__Your objective__.
In the data below, which lines hold the word "nEthernet"? Copy them.

(Dataset excerpts)
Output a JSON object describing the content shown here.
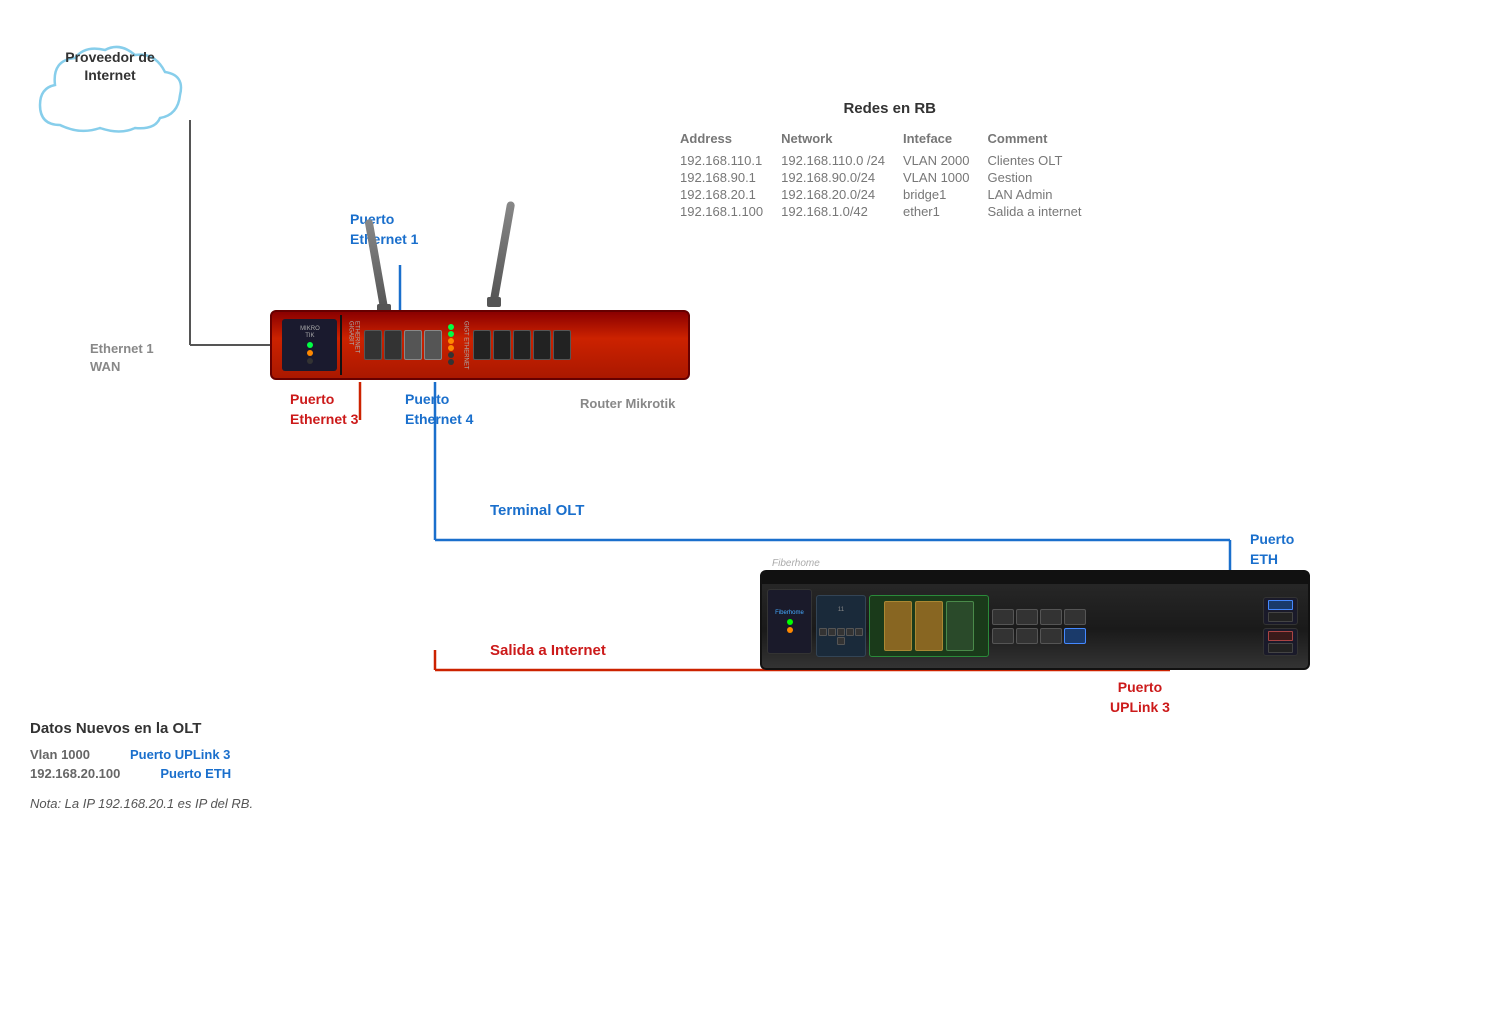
{
  "cloud": {
    "label_line1": "Proveedor de",
    "label_line2": "Internet"
  },
  "labels": {
    "ethernet1_wan": "Ethernet 1\nWAN",
    "puerto_eth1": "Puerto\nEthernet 1",
    "puerto_eth3": "Puerto\nEthernet 3",
    "puerto_eth4": "Puerto\nEthernet 4",
    "router_name": "Router Mikrotik",
    "terminal_olt": "Terminal OLT",
    "salida_internet": "Salida a Internet",
    "puerto_eth_olt": "Puerto\nETH",
    "puerto_uplink3": "Puerto\nUPLink 3"
  },
  "table": {
    "title": "Redes en RB",
    "headers": [
      "Address",
      "Network",
      "Inteface",
      "Comment"
    ],
    "rows": [
      [
        "192.168.110.1",
        "192.168.110.0 /24",
        "VLAN 2000",
        "Clientes OLT"
      ],
      [
        "192.168.90.1",
        "192.168.90.0/24",
        "VLAN 1000",
        "Gestion"
      ],
      [
        "192.168.20.1",
        "192.168.20.0/24",
        "bridge1",
        "LAN Admin"
      ],
      [
        "192.168.1.100",
        "192.168.1.0/42",
        "ether1",
        "Salida a internet"
      ]
    ]
  },
  "bottom": {
    "title": "Datos Nuevos en  la OLT",
    "rows": [
      {
        "left": "Vlan 1000",
        "right": "Puerto UPLink 3"
      },
      {
        "left": "192.168.20.100",
        "right": "Puerto ETH"
      }
    ],
    "note": "Nota: La IP 192.168.20.1 es IP del RB."
  },
  "colors": {
    "blue": "#1a6fcc",
    "red": "#cc1a1a",
    "dark": "#333",
    "gray": "#888"
  }
}
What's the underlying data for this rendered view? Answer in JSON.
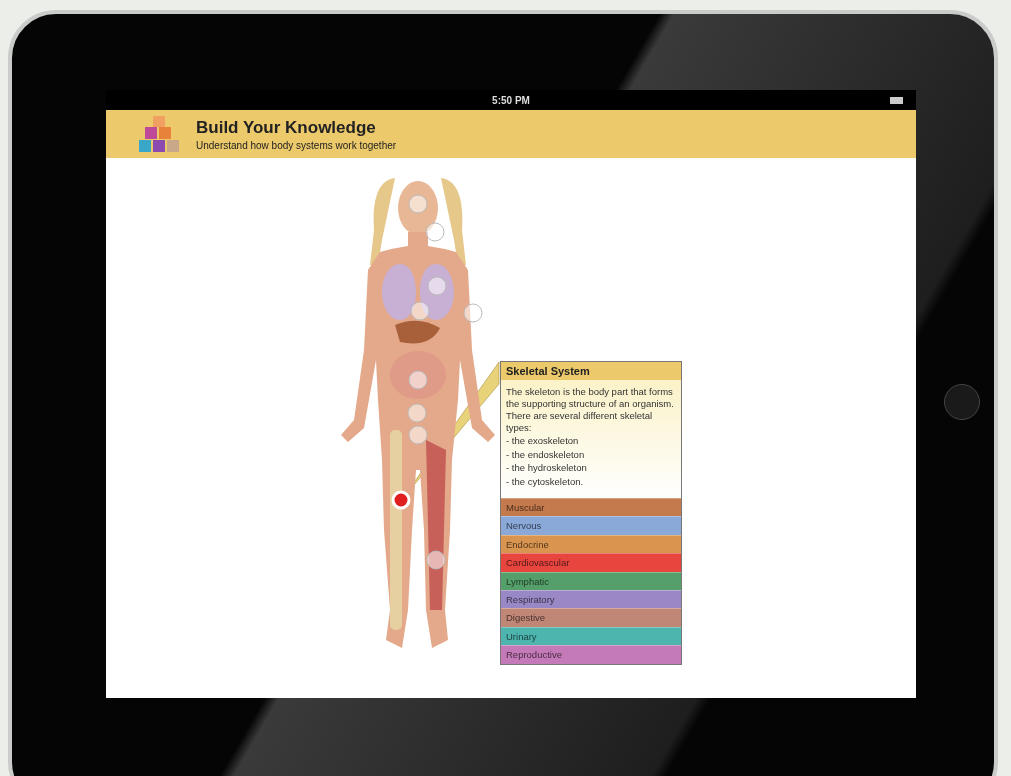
{
  "status_bar": {
    "time": "5:50 PM"
  },
  "header": {
    "title": "Build Your Knowledge",
    "subtitle": "Understand how body systems work together"
  },
  "hotspots": [
    {
      "selected": false
    },
    {
      "selected": false
    },
    {
      "selected": false
    },
    {
      "selected": false
    },
    {
      "selected": false
    },
    {
      "selected": false
    },
    {
      "selected": false
    },
    {
      "selected": false
    },
    {
      "selected": true
    },
    {
      "selected": false
    }
  ],
  "info_panel": {
    "title": "Skeletal System",
    "description": "The skeleton is the body part that forms the supporting structure of an organism. There are several different skeletal types:",
    "list": [
      "- the exoskeleton",
      "- the endoskeleton",
      "- the hydroskeleton",
      "- the cytoskeleton."
    ]
  },
  "systems": [
    {
      "label": "Muscular",
      "color": "#c47a4c"
    },
    {
      "label": "Nervous",
      "color": "#8aa9d8"
    },
    {
      "label": "Endocrine",
      "color": "#d9954f"
    },
    {
      "label": "Cardiovascular",
      "color": "#e8453f"
    },
    {
      "label": "Lymphatic",
      "color": "#55a06a"
    },
    {
      "label": "Respiratory",
      "color": "#9a88c6"
    },
    {
      "label": "Digestive",
      "color": "#c08777"
    },
    {
      "label": "Urinary",
      "color": "#4db5ae"
    },
    {
      "label": "Reproductive",
      "color": "#c47ab8"
    }
  ]
}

__Task result__.
    "puerto_eth1": "Puerto\nEthernet 1",
    "puerto_eth3": "Puerto\nEthernet 3",
    "puerto_eth4": "Puerto\nEthernet 4",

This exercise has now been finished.